The Illinois Department of Corrections (IDOC) violated FOIA by improperly denying a FOIA request as an unduly burdensome repeated request. On November 7, 2017, a ProPublica Illinois Reporter (Reporter) submitted a FOIA request to IDOC seeking various records concerning the Illinois Impact Incarceration Program. On November 27, 2017, IDOC: 1) provided the Reporter with copies of some responsive records; 2) denied other responsive records pursuant to Section 8.5(a) of FOIA (which states a public body is not required to copy a record published on its website but it must notify the requestor that the record is available online and direct the requestor to the website); and 3) stated it did not “maintain or possess additional records responsive to” the Reporter’s request. The Reporter disputed IDOC’s assertion that it did not “maintain or possess” certain responsive records, and she submitted a Request for Review to the PAC on February 2, 2018. The PAC did not review the matter because the Reporter’s Request for Review was more than 60 days after IDOC’s alleged denial, but it suggested the Reporter file a new FOIA request with IDOC.

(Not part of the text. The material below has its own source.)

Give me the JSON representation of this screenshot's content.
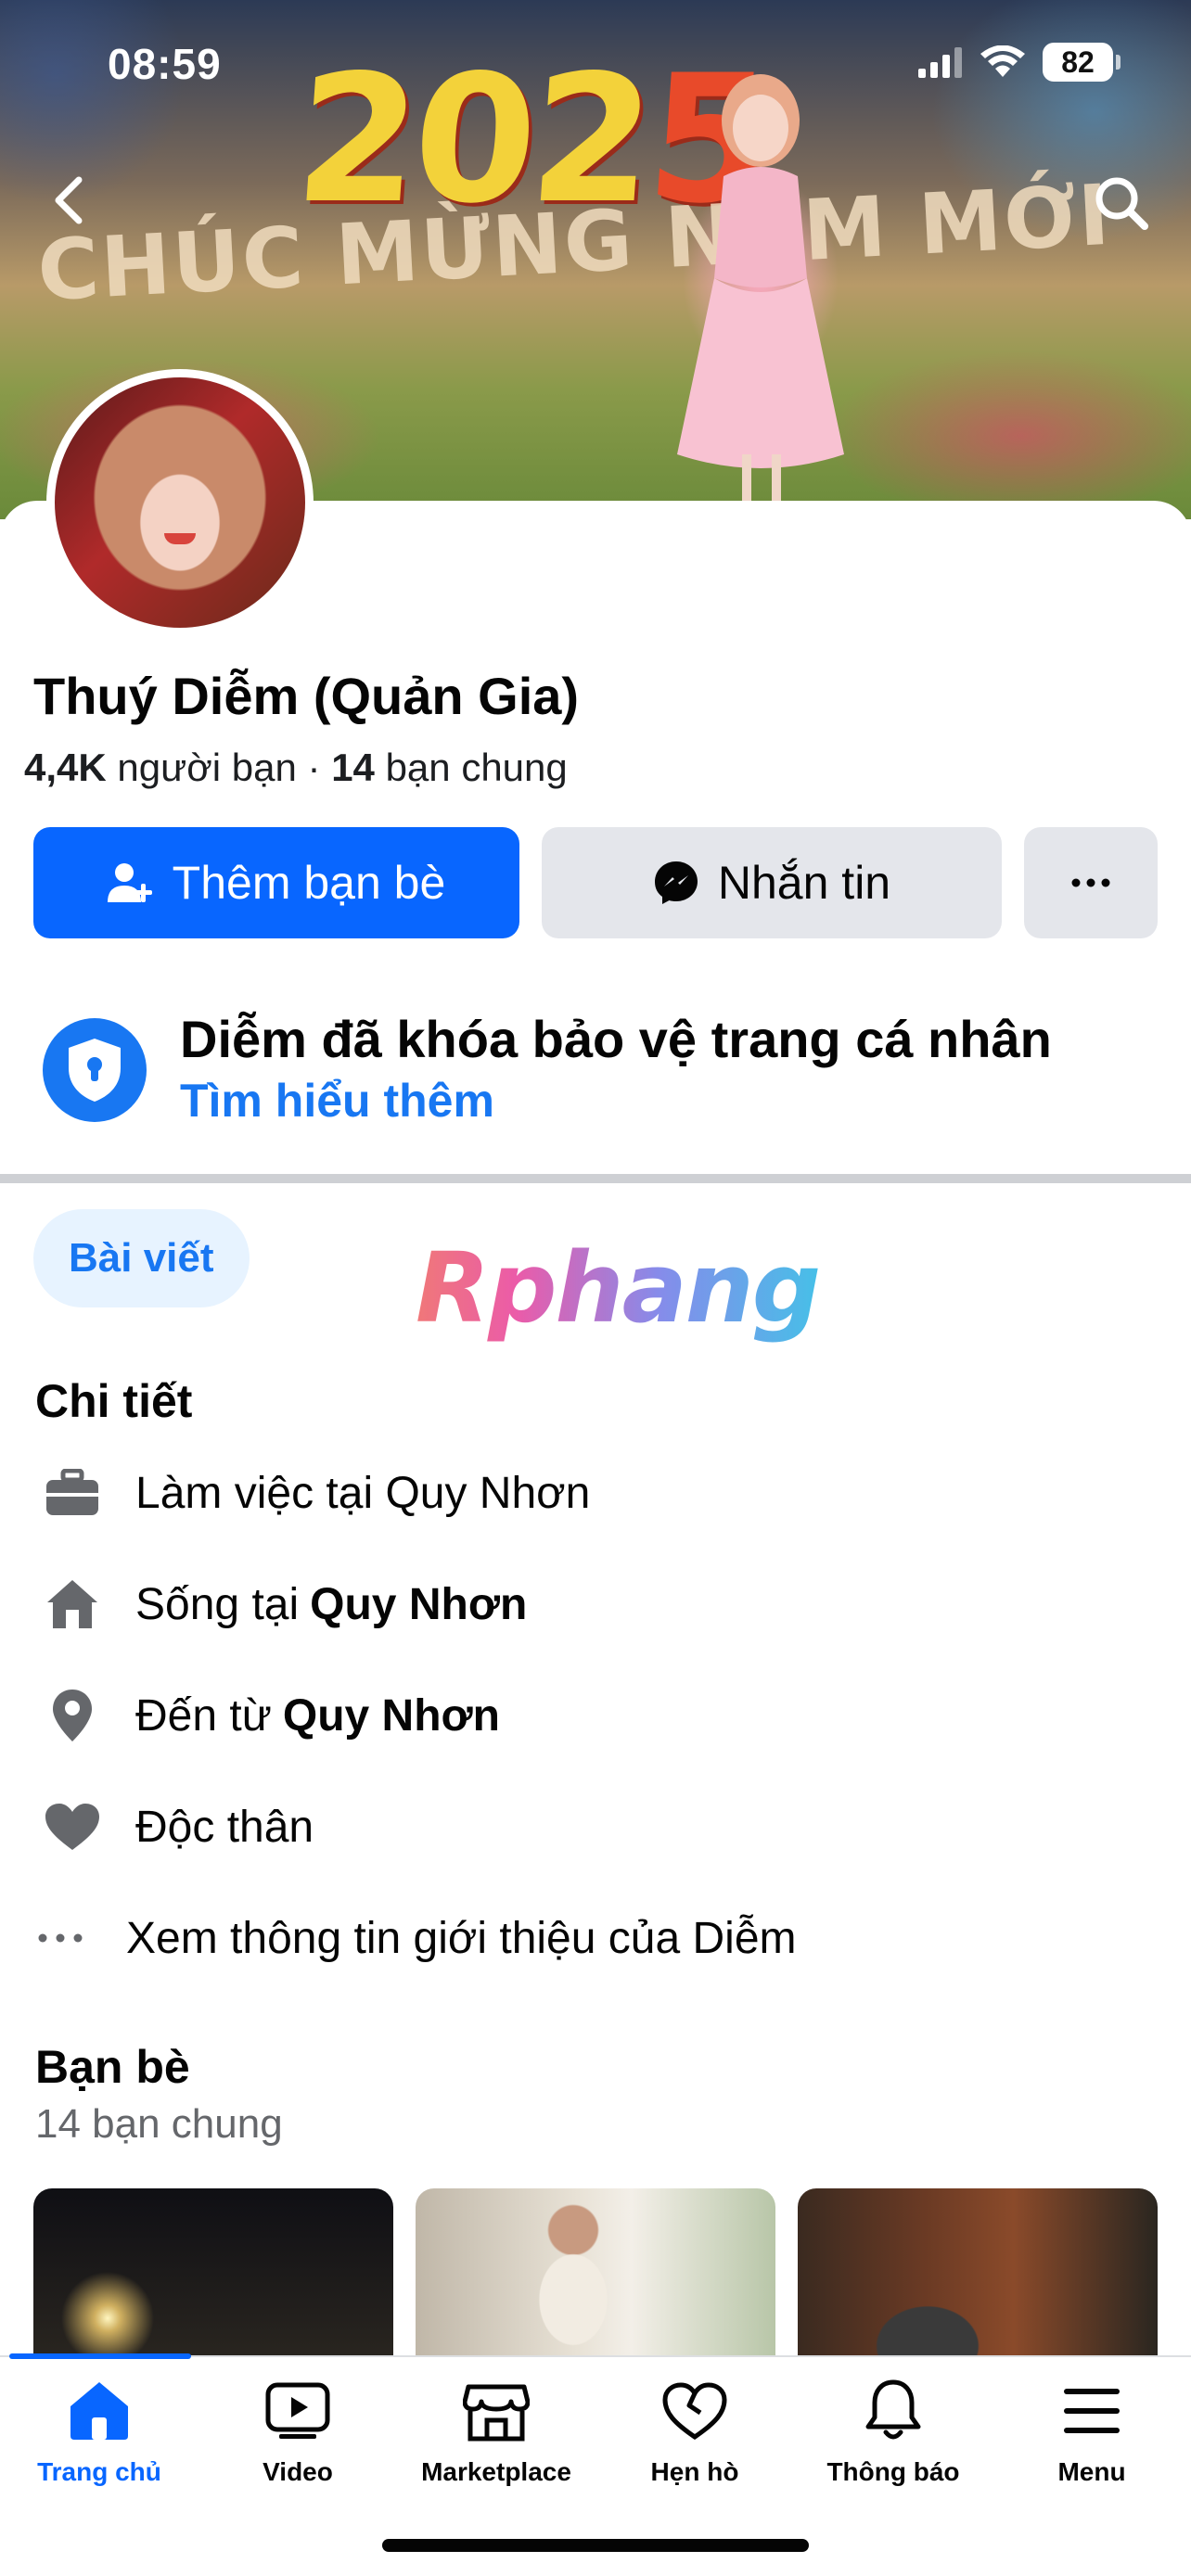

On March 6, 2018 the Reporter did just that, and on March 12, 2018 IDOC denied the Reporter’s request pursuant to Section 3(g) of FOIA, which permits a public body to deny a request as unduly burdensome if it is a repeat request from the same requestor for the same records that are unchanged or identical to records that were “previously provided or properly denied.” On March 15, 2018, the Reporter submitted a Request for Review to the PAC, disputing IDOC’s assertion that her request was an unduly burdensome repeated request and alleging that IDOC’s response was incomplete because it did not include certain responsive records. The PAC asked IDOC to explain how it searched for responsive records and to specifically address the allegedly missing records. In response, IDOC did not answer the PAC’s questions but instead argued that the basis for its original denials of the Reporter’s first FOIA request were irrelevant and that the only question should be whether the Reporter had previously requested the same records. The PAC did not buy IDOC’s argument, stating that “a public body may only deny a FOIA request as an unduly burdensome repeated request only if it has previously provided the requestor with all of the nonexempt responsive records or properly denied the same FOIA request by the same requester in accordance with FOIA,” so it is necessary to look back to the original request and response to determine whether the public body met that burden.

The PAC found that IDOC failed to demonstrate that it properly denied the Reporter’s March 6, 2018 FOIA request as an unduly burdensome repeated request. The PAC ordered IDOC to thoroughly search for the allegedly missing records and provide any newly-located records to the FOIA Requestor, subject only to any permissible redactions under Section 7.

This opinion is binding only to the parties involved and may be appealed pursuant to State law.